Would it be possible to reproduce every entry exactly, please?

Stored data entries:
━━━━━━━━━━━━━━━━
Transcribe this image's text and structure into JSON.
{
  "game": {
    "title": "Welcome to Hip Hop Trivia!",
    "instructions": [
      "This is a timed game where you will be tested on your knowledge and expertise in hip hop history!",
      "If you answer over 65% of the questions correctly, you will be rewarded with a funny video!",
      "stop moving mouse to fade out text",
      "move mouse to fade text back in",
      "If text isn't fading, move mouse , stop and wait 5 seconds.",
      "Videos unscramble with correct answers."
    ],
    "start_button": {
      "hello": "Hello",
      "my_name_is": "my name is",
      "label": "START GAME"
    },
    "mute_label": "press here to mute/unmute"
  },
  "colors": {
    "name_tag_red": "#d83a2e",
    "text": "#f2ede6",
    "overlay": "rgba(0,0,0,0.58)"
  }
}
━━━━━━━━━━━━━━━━
Reply
Transcribe this image's text and structure into JSON.
{
  "game": {
    "title": "Welcome to Hip Hop Trivia!",
    "instructions": [
      "This is a timed game where you will be tested on your knowledge and expertise in hip hop history!",
      "If you answer over 65% of the questions correctly, you will be rewarded with a funny video!",
      "stop moving mouse to fade out text",
      "move mouse to fade text back in",
      "If text isn't fading, move mouse , stop and wait 5 seconds.",
      "Videos unscramble with correct answers."
    ],
    "start_button": {
      "hello": "Hello",
      "my_name_is": "my name is",
      "label": "START GAME"
    },
    "mute_label": "press here to mute/unmute"
  },
  "colors": {
    "name_tag_red": "#d83a2e",
    "text": "#f2ede6",
    "overlay": "rgba(0,0,0,0.58)"
  }
}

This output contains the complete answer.